  • Iron;
  • Iron transport;
  • Blood-brain barrier;
  • Cerebrospinal fluid;
  • Transferrin;
  • Transferrin receptors

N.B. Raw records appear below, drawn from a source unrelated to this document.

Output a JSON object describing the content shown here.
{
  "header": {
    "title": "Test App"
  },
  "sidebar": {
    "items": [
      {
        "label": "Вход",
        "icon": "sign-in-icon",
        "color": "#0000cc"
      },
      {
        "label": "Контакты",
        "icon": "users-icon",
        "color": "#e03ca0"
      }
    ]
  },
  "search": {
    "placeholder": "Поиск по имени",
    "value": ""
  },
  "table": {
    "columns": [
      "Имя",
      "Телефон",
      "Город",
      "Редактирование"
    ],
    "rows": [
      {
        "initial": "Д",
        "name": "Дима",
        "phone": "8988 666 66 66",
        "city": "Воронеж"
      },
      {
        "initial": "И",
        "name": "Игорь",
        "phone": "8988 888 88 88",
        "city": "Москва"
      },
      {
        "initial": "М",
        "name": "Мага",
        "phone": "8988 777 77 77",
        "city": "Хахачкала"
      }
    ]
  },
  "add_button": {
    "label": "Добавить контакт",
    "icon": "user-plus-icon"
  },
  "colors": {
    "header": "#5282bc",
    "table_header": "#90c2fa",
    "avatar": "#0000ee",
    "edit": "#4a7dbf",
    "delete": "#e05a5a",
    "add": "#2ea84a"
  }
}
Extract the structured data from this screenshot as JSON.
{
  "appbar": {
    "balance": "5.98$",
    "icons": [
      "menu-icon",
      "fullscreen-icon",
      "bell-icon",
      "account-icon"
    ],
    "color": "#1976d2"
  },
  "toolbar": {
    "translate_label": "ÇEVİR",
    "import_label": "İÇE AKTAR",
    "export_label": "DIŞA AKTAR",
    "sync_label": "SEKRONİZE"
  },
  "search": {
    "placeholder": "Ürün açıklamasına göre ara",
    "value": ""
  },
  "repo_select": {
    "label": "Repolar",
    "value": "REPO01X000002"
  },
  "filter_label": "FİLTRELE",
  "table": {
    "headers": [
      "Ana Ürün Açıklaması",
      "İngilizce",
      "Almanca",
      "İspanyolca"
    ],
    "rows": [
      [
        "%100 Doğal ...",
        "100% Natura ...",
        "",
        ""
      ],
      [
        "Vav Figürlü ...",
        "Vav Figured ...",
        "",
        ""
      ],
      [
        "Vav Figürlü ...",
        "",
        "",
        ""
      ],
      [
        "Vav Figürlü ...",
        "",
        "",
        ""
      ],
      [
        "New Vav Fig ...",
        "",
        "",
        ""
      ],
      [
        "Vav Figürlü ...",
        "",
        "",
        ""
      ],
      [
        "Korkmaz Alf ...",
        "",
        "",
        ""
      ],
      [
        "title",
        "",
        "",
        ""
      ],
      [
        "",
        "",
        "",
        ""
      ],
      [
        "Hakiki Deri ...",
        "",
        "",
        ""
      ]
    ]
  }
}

Abstract: Iron is an important constituent in brain and, in certain regions, e.g., the basal nuclei, reaches concentrations equivalent to those in liver. It has a role in electron transfer and is a cofactor for certain enzymes, including those involved in catecholamine and myelin synthesis. Iron in CSF is likely to be representative of that in interstitial fluid of brain. Transferrin in CSF is fully saturated, and the excess iron may be loosely bound as Fe(II). Brain iron is regulated in iron depletion, suggesting a role for the blood-brain barrier (BBB). Iron crosses the luminal membrane of the capillary endothelium by receptor-mediated endocytosis of ferric transferrin. This results in an initial linear uptake of radioactive iron into brain at an average rate relative to serum of about 3.3 × 10−3 ml·g of brain−1·h−1 in the adult rat. This corresponds to about 80 nmol·kg−1·h−1. Much higher rates occur in the postnatal rat. These increase during the first 15 days of life and decline thereafter. Within the endothelium, most of the iron is separated from transferrin, presumably by the general mechanism of acidification within the endosome. Iron appears to be absorbed from the vesicular system into cytoplasm and transported across the abluminal plasma membrane into interstitial fluid as one or more species of low molecular weight. There is some evidence that ionic Fe(II) is involved. Certainly Fe(II) ions presented on the luminal side rapidly cross the complete BBB, i.e., luminal and abluminal membranes. Within interstitial fluid, transported iron will bind with any unsaturated transferrin synthesized or transported into the brain-CSF system. Oligodendrocytes are one site of synthesis. From interstitial fluid, ferric transferrin is taken up by neurones and glial cells by the usual receptor-mediated endocytosis. Calculations of the amount of iron leaving the system with the bulk flow of CSF indicate that most iron entering brain across the capillary endothelium finally leaves the system with the bulk outflow of CSF through arachnoid villi and other channels. A system in which influx of iron into brain is by regulated receptor-mediated transport and in which efflux is by bulk flow is ideal for homeostasis of brain iron.